** Task brief **
Copy out every entry that follows, without a single picture.

--- Record extracts Enclosed Below ---

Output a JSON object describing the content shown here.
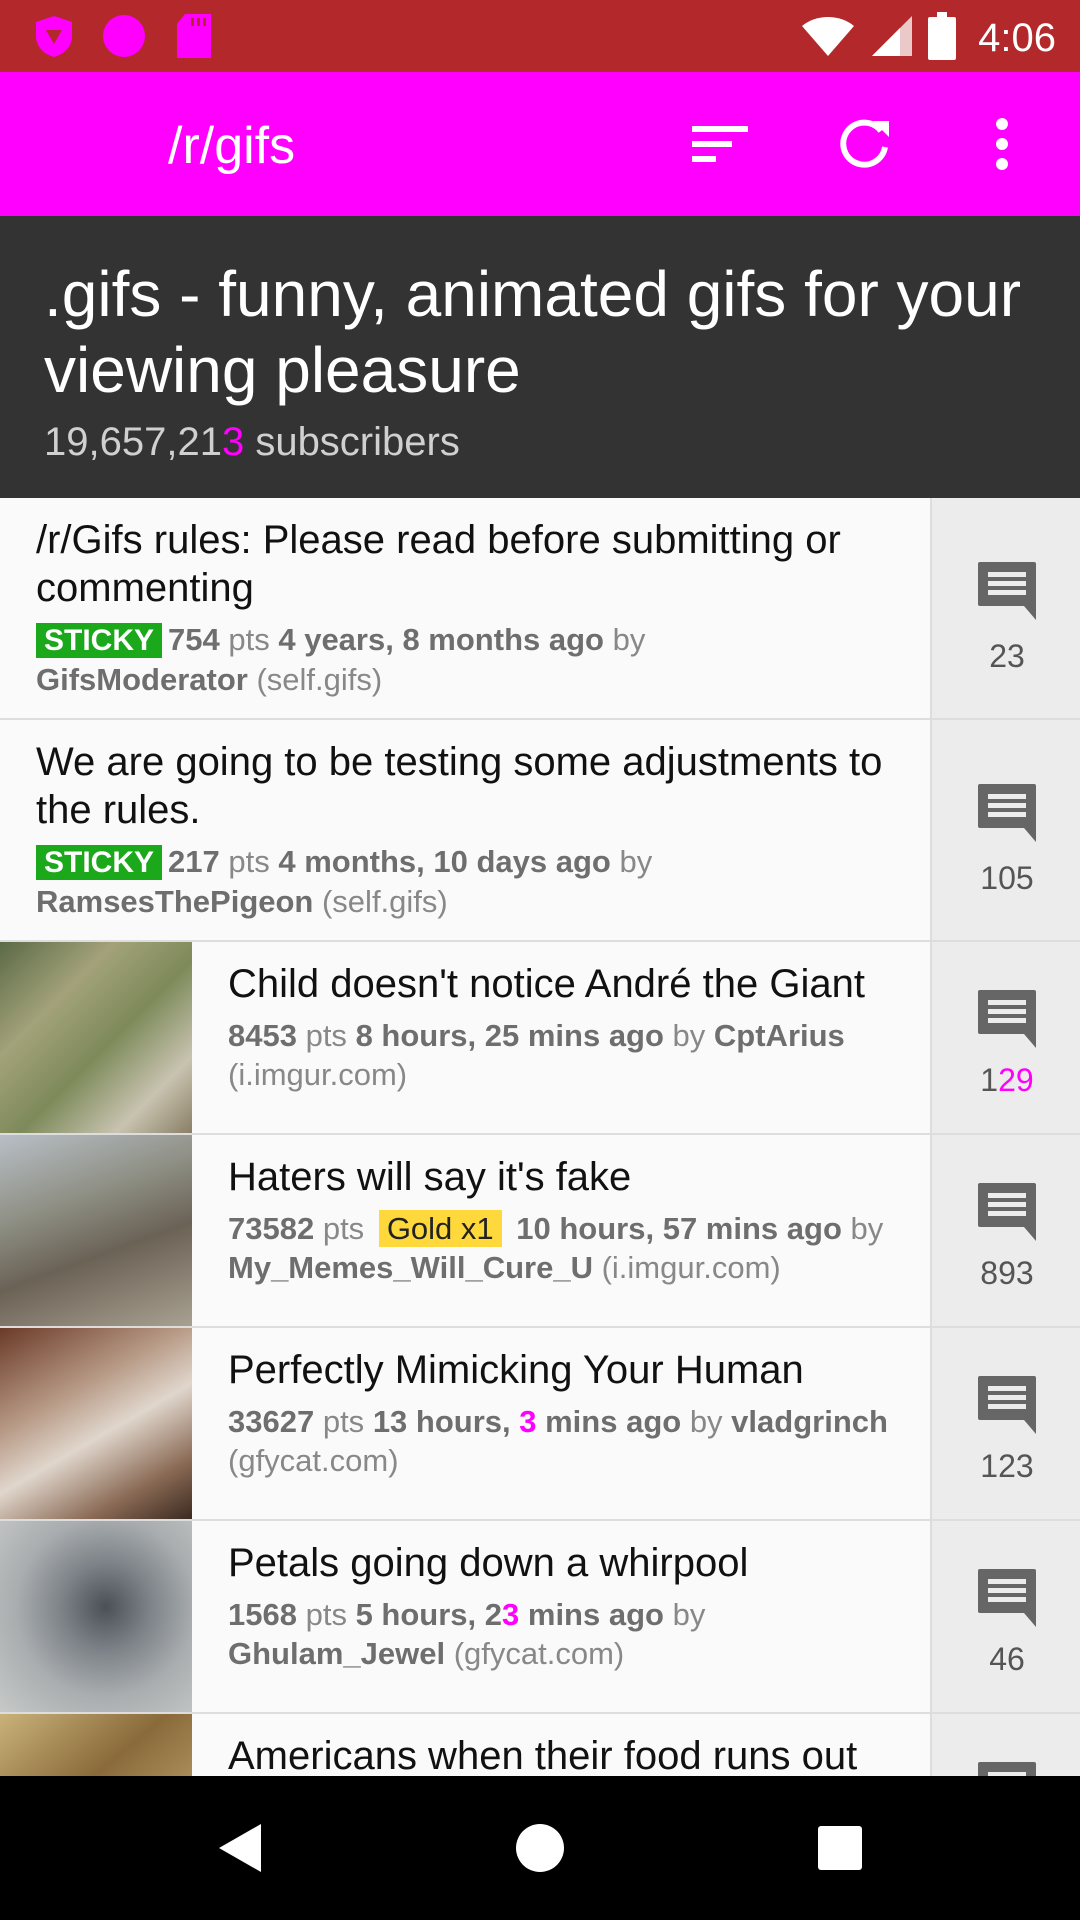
{
  "status_bar": {
    "time": "4:06",
    "left_icons": [
      "shield-icon",
      "circle-icon",
      "sd-card-icon"
    ],
    "right_icons": [
      "wifi-icon",
      "signal-icon",
      "battery-icon"
    ]
  },
  "app_bar": {
    "title": "/r/gifs",
    "actions": [
      "sort-icon",
      "refresh-icon",
      "more-vert-icon"
    ]
  },
  "subreddit": {
    "description": ".gifs - funny, animated gifs for your viewing pleasure",
    "subscribers_prefix": "19,657,21",
    "subscribers_glitch": "3",
    "subscribers_suffix": " subscribers"
  },
  "posts": [
    {
      "title": "/r/Gifs rules: Please read before submitting or commenting",
      "sticky": "STICKY",
      "pts_a": "75",
      "pts_b": "4",
      "pts_label": " pts ",
      "age": "4 years, 8 months ago",
      "by": " by ",
      "author": "GifsModerator",
      "domain": " (self.gifs)",
      "comments": "23"
    },
    {
      "title": "We are going to be testing some adjustments to the rules.",
      "sticky": "STICKY",
      "pts_a": "21",
      "pts_b": "7",
      "pts_label": " pts ",
      "age": "4 months, 10 days ago",
      "by": " by ",
      "author": "RamsesThePigeon",
      "domain": " (self.gifs)",
      "comments": "105"
    },
    {
      "title": "Child doesn't notice André the Giant",
      "pts_a": "84",
      "pts_b": "53",
      "pts_label": " pts ",
      "age": "8 hours, 25 mins ago",
      "by": " by ",
      "author": "CptArius",
      "domain": "(i.imgur.com)",
      "comments_a": "1",
      "comments_b": "29"
    },
    {
      "title": "Haters will say it's fake",
      "pts_a": "735",
      "pts_b": "82",
      "pts_label": " pts ",
      "gold": "Gold x1",
      "age": "10 hours, 57 mins ago",
      "by": " by",
      "author": "My_Memes_Will_Cure_U",
      "domain": " (i.imgur.com)",
      "comments": "893"
    },
    {
      "title": "Perfectly Mimicking Your Human",
      "pts_a": "3362",
      "pts_b": "7",
      "pts_label": " pts ",
      "age_a": "13 hours, ",
      "age_b": "3",
      "age_c": " mins ago",
      "by": " by ",
      "author": "vladgrinch",
      "domain": "(gfycat.com)",
      "comments": "123"
    },
    {
      "title": "Petals going down a whirpool",
      "pts_a": "156",
      "pts_b": "8",
      "pts_label": " pts ",
      "age_a": "5 hours, 2",
      "age_b": "3",
      "age_c": " mins ago",
      "by": " by",
      "author": "Ghulam_Jewel",
      "domain": " (gfycat.com)",
      "comments": "46"
    },
    {
      "title": "Americans when their food runs out"
    }
  ],
  "nav_bar": [
    "back-icon",
    "home-icon",
    "recents-icon"
  ],
  "colors": {
    "status_bar": "#b3282a",
    "app_bar": "#ff00ff",
    "header": "#333333",
    "sticky": "#1ba91b",
    "gold": "#ffd83b",
    "glitch": "#ff00ff"
  }
}
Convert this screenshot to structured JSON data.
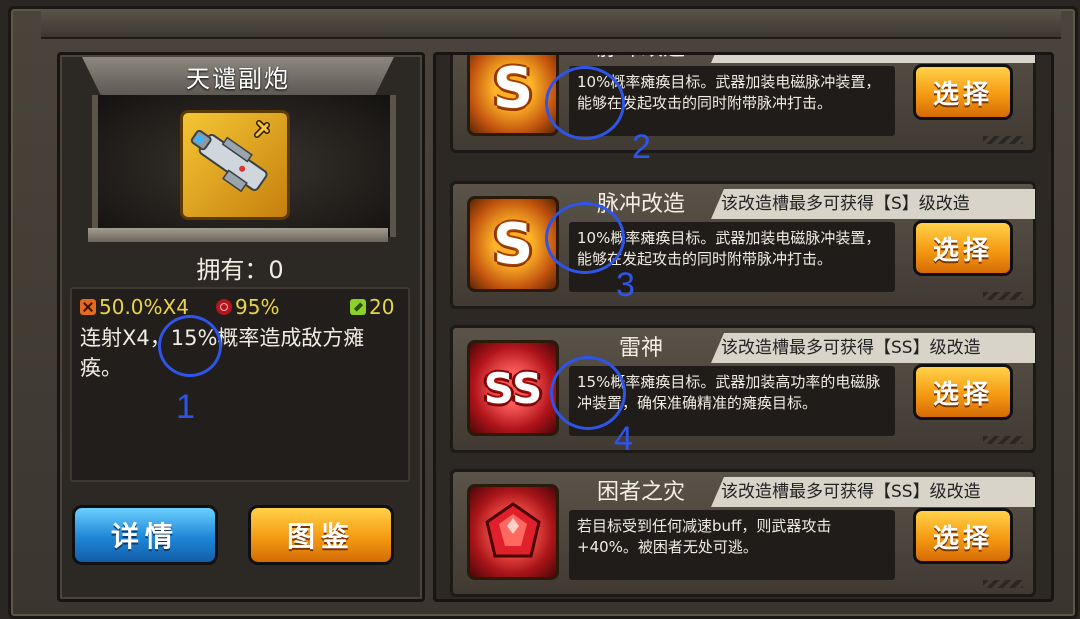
{
  "left_panel": {
    "weapon_name": "天谴副炮",
    "owned_label": "拥有：0",
    "stats": {
      "burst": "50.0%X4",
      "accuracy": "95%",
      "ammo": "20"
    },
    "description": "连射X4，15%概率造成敌方瘫痪。",
    "buttons": {
      "details": "详情",
      "codex": "图鉴"
    }
  },
  "mod_list": [
    {
      "name": "脉冲改造",
      "limit": "该改造槽最多可获得【S】级改造",
      "grade": "S",
      "description": "10%概率瘫痪目标。武器加装电磁脉冲装置，能够在发起攻击的同时附带脉冲打击。",
      "select_label": "选择"
    },
    {
      "name": "脉冲改造",
      "limit": "该改造槽最多可获得【S】级改造",
      "grade": "S",
      "description": "10%概率瘫痪目标。武器加装电磁脉冲装置，能够在发起攻击的同时附带脉冲打击。",
      "select_label": "选择"
    },
    {
      "name": "雷神",
      "limit": "该改造槽最多可获得【SS】级改造",
      "grade": "SS",
      "description": "15%概率瘫痪目标。武器加装高功率的电磁脉冲装置，确保准确精准的瘫痪目标。",
      "select_label": "选择"
    },
    {
      "name": "困者之灾",
      "limit": "该改造槽最多可获得【SS】级改造",
      "grade": "",
      "description": "若目标受到任何减速buff，则武器攻击+40%。被困者无处可逃。",
      "select_label": "选择"
    }
  ],
  "annotations": [
    "1",
    "2",
    "3",
    "4"
  ],
  "colors": {
    "annotation": "#2f55e8",
    "button_orange": "#f59a12",
    "button_blue": "#1f86d8",
    "stat_text": "#e8d44a"
  }
}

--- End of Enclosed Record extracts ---

** Task answer **
Output a JSON object describing the content shown here.
{
  "status_bar": {
    "time": "4:06",
    "left_icons": [
      "shield-icon",
      "circle-icon",
      "sd-card-icon"
    ],
    "right_icons": [
      "wifi-icon",
      "signal-icon",
      "battery-icon"
    ]
  },
  "app_bar": {
    "title": "/r/gifs",
    "actions": [
      "sort-icon",
      "refresh-icon",
      "more-vert-icon"
    ]
  },
  "subreddit": {
    "description": ".gifs - funny, animated gifs for your viewing pleasure",
    "subscribers_prefix": "19,657,21",
    "subscribers_glitch": "3",
    "subscribers_suffix": " subscribers"
  },
  "posts": [
    {
      "title": "/r/Gifs rules: Please read before submitting or commenting",
      "sticky": "STICKY",
      "pts_a": "75",
      "pts_b": "4",
      "pts_label": " pts ",
      "age": "4 years, 8 months ago",
      "by": " by ",
      "author": "GifsModerator",
      "domain": " (self.gifs)",
      "comments": "23"
    },
    {
      "title": "We are going to be testing some adjustments to the rules.",
      "sticky": "STICKY",
      "pts_a": "21",
      "pts_b": "7",
      "pts_label": " pts ",
      "age": "4 months, 10 days ago",
      "by": " by ",
      "author": "RamsesThePigeon",
      "domain": " (self.gifs)",
      "comments": "105"
    },
    {
      "title": "Child doesn't notice André the Giant",
      "pts_a": "84",
      "pts_b": "53",
      "pts_label": " pts ",
      "age": "8 hours, 25 mins ago",
      "by": " by ",
      "author": "CptArius",
      "domain": "(i.imgur.com)",
      "comments_a": "1",
      "comments_b": "29"
    },
    {
      "title": "Haters will say it's fake",
      "pts_a": "735",
      "pts_b": "82",
      "pts_label": " pts ",
      "gold": "Gold x1",
      "age": "10 hours, 57 mins ago",
      "by": " by",
      "author": "My_Memes_Will_Cure_U",
      "domain": " (i.imgur.com)",
      "comments": "893"
    },
    {
      "title": "Perfectly Mimicking Your Human",
      "pts_a": "3362",
      "pts_b": "7",
      "pts_label": " pts ",
      "age_a": "13 hours, ",
      "age_b": "3",
      "age_c": " mins ago",
      "by": " by ",
      "author": "vladgrinch",
      "domain": "(gfycat.com)",
      "comments": "123"
    },
    {
      "title": "Petals going down a whirpool",
      "pts_a": "156",
      "pts_b": "8",
      "pts_label": " pts ",
      "age_a": "5 hours, 2",
      "age_b": "3",
      "age_c": " mins ago",
      "by": " by",
      "author": "Ghulam_Jewel",
      "domain": " (gfycat.com)",
      "comments": "46"
    },
    {
      "title": "Americans when their food runs out"
    }
  ],
  "nav_bar": [
    "back-icon",
    "home-icon",
    "recents-icon"
  ],
  "colors": {
    "status_bar": "#b3282a",
    "app_bar": "#ff00ff",
    "header": "#333333",
    "sticky": "#1ba91b",
    "gold": "#ffd83b",
    "glitch": "#ff00ff"
  }
}
Convert this screenshot to structured JSON data.
{
  "left_panel": {
    "weapon_name": "天谴副炮",
    "owned_label": "拥有：0",
    "stats": {
      "burst": "50.0%X4",
      "accuracy": "95%",
      "ammo": "20"
    },
    "description": "连射X4，15%概率造成敌方瘫痪。",
    "buttons": {
      "details": "详情",
      "codex": "图鉴"
    }
  },
  "mod_list": [
    {
      "name": "脉冲改造",
      "limit": "该改造槽最多可获得【S】级改造",
      "grade": "S",
      "description": "10%概率瘫痪目标。武器加装电磁脉冲装置，能够在发起攻击的同时附带脉冲打击。",
      "select_label": "选择"
    },
    {
      "name": "脉冲改造",
      "limit": "该改造槽最多可获得【S】级改造",
      "grade": "S",
      "description": "10%概率瘫痪目标。武器加装电磁脉冲装置，能够在发起攻击的同时附带脉冲打击。",
      "select_label": "选择"
    },
    {
      "name": "雷神",
      "limit": "该改造槽最多可获得【SS】级改造",
      "grade": "SS",
      "description": "15%概率瘫痪目标。武器加装高功率的电磁脉冲装置，确保准确精准的瘫痪目标。",
      "select_label": "选择"
    },
    {
      "name": "困者之灾",
      "limit": "该改造槽最多可获得【SS】级改造",
      "grade": "",
      "description": "若目标受到任何减速buff，则武器攻击+40%。被困者无处可逃。",
      "select_label": "选择"
    }
  ],
  "annotations": [
    "1",
    "2",
    "3",
    "4"
  ],
  "colors": {
    "annotation": "#2f55e8",
    "button_orange": "#f59a12",
    "button_blue": "#1f86d8",
    "stat_text": "#e8d44a"
  }
}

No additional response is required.